VD: So how does the cycle work each year for this program? When should people look to sign up?

ED: Well, because we want these people to all write for us, we tried to line it up with when our shows were in scripting, which proved very complicated. So, the way it works right now is that we announce the opening of the next cohort in the spring and applications are due late spring or early summer. We do interviews and review materials over the summer and then notify the fellows who have been accepted in August. And then we start in September, and the program runs through early November. We’re still figuring out the timeframe for all this, which is why I can’t say the exact dates of 2024’s cohort. 

But, after the program itself, there are six months of after-support, which consists of monthly check-ins and meetings with our fellows to help them along in the industry. We’re trying to provide environments where people can learn as well as do the more directional teaching stuff.

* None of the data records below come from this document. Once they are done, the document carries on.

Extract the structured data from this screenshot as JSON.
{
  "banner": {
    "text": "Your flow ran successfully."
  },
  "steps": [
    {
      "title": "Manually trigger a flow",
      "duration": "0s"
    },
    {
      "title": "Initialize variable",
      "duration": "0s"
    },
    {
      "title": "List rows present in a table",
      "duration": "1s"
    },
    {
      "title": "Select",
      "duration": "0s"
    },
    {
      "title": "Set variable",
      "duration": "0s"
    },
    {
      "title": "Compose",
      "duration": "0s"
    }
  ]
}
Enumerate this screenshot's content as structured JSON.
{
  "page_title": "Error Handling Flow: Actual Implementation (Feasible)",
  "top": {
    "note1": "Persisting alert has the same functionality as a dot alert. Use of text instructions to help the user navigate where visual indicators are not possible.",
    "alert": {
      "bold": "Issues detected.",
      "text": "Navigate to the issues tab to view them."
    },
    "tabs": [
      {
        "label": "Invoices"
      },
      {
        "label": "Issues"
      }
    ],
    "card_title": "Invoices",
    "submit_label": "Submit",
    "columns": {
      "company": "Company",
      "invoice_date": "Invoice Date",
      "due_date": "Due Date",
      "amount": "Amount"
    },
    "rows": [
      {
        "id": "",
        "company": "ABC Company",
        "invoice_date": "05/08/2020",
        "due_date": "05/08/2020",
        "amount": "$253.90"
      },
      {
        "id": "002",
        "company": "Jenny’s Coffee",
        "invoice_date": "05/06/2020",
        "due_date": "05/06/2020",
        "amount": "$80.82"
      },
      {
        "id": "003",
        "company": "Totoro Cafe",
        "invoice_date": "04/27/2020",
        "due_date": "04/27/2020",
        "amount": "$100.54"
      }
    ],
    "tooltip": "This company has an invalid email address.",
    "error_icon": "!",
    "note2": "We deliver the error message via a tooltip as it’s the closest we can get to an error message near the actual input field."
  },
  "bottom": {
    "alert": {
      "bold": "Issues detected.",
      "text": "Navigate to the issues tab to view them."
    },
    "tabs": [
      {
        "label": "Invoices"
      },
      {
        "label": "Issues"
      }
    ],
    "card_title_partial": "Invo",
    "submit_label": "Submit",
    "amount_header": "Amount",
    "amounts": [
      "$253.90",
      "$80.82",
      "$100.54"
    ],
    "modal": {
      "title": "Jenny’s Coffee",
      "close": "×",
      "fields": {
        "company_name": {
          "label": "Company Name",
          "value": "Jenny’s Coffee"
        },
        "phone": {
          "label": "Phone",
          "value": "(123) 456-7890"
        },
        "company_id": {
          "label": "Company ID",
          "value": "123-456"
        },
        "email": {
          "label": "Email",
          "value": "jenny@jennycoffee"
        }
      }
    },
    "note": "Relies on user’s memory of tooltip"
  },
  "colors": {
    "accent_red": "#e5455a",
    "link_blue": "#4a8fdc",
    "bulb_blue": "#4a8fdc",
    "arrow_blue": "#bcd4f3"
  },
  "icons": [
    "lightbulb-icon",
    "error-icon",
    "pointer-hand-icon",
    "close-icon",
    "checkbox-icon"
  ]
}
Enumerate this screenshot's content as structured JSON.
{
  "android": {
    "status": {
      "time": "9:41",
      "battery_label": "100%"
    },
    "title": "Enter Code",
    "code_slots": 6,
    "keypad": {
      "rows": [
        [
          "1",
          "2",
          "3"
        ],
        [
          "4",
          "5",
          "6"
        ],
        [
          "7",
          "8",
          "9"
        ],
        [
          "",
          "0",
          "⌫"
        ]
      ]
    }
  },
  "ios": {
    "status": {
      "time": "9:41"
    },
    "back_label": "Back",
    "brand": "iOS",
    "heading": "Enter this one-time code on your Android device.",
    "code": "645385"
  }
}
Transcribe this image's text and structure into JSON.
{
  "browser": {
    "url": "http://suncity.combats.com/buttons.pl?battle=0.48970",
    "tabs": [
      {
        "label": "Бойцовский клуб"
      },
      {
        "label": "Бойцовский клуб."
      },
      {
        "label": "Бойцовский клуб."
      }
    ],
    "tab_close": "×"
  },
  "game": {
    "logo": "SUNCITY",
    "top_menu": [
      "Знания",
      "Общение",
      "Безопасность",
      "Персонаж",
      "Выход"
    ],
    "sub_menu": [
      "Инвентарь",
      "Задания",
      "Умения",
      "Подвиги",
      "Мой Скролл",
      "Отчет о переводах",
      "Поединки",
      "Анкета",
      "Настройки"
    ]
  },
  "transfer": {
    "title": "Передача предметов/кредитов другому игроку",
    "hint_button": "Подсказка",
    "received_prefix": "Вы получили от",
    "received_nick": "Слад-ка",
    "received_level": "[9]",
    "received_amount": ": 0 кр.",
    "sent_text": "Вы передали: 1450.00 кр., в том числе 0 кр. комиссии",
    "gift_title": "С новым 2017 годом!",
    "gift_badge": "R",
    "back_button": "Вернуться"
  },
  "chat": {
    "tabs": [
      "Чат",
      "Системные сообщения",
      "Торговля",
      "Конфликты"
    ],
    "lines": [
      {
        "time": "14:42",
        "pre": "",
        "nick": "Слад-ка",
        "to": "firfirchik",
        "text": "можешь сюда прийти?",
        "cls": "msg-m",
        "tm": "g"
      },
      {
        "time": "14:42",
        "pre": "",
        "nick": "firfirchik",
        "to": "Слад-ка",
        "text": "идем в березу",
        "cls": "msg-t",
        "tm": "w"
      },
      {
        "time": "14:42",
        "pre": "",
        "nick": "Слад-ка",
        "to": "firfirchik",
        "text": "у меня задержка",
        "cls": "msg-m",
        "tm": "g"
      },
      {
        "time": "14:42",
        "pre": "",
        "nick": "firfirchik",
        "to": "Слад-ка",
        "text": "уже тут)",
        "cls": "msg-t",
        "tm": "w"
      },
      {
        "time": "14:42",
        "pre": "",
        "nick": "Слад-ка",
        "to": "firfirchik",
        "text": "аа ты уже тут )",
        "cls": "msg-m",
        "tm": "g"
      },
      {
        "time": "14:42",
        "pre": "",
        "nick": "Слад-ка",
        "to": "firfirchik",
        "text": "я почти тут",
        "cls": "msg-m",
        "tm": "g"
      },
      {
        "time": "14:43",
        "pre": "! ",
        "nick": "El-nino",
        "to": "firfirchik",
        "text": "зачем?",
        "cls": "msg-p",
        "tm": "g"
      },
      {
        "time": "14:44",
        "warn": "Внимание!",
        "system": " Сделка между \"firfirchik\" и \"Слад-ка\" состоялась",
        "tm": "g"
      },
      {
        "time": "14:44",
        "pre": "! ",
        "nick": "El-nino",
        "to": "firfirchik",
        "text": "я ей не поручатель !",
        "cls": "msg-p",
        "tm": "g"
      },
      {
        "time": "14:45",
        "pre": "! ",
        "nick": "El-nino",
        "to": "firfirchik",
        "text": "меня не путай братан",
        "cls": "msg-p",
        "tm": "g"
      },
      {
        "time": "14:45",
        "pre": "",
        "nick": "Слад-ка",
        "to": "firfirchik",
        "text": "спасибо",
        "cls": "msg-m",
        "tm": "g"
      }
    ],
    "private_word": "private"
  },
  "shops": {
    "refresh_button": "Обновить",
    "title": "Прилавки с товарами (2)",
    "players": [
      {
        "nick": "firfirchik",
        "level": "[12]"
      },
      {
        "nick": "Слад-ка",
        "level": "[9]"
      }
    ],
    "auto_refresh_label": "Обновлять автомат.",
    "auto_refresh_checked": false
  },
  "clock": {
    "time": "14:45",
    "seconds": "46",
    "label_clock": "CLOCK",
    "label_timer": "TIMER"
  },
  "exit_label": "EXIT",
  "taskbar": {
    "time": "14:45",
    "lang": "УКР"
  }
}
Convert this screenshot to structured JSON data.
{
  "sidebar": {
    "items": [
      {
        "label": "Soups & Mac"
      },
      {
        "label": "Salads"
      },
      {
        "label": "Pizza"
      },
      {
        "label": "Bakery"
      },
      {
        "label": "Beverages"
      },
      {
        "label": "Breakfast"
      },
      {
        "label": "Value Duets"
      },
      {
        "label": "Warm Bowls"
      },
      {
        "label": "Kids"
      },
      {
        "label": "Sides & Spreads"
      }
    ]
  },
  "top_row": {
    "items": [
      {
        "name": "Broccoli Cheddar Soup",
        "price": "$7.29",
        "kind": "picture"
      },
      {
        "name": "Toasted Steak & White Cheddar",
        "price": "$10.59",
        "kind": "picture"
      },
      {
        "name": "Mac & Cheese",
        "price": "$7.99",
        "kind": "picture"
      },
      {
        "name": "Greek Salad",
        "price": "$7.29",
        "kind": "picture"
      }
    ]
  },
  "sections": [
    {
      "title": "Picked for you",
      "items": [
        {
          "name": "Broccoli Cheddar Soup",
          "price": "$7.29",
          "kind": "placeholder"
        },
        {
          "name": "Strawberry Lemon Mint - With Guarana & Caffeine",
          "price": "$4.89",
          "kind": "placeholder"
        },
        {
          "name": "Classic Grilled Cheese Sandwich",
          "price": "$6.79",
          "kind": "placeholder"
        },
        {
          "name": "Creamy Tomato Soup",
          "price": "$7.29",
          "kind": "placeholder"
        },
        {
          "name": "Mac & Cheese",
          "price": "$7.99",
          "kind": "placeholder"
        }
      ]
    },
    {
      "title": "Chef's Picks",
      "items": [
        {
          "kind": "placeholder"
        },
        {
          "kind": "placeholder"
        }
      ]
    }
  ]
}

VD: Learning with perseverance and teaching with patience were big things Fred Rogers stood for and I think it's wonderful that FRP is now also helping adults learn with the writers’ room, as well as kids with their TV programs. Did you have writers from the pilot program come on as writers for FRP?

ED: Yes, we have. Five of the original eight are currently or have written for our current series. And next year, as new series hopefully get greenlit, we will be inviting all those writers to pitch for us again. It's really exciting to see them grow.

VD: And, I imagine, get launched into an industry that wouldn’t have otherwise had a door open for them. 

ED: I encourage our folks to think a lot about how people can get on their radar. One of the fellows last year asked us, “How do we find work when jobs are never posted?” I was like, “Great question.” So, I emailed about 30 colleagues and did a survey asking “How do you hire people? Where do you find people?” And the most common answer was, “I ask people I know.” So, in that case, how do you find the right people when you don't know them? It's time-consuming. But the thing is that this is how people who are not connected, can get in. The doors have to be open. You have to make opportunities for growth, for fresh voices, and making sure people who don’t know anybody in this business have a way in. 

Those interested in applying to the Writers’ Neighborhood at Fred Rogers Productions can do so here: And stay up-to-date on cohort announcements via FRP’s social media channels (below).

  • Facebook:
  • Instagram:
  • X: 
Victoria Davis's picture

Victoria Davis is a full-time, freelance journalist and part-time Otaku with an affinity for all things anime. She's reported on numerous stories from activist news to entertainment. Find more about her work at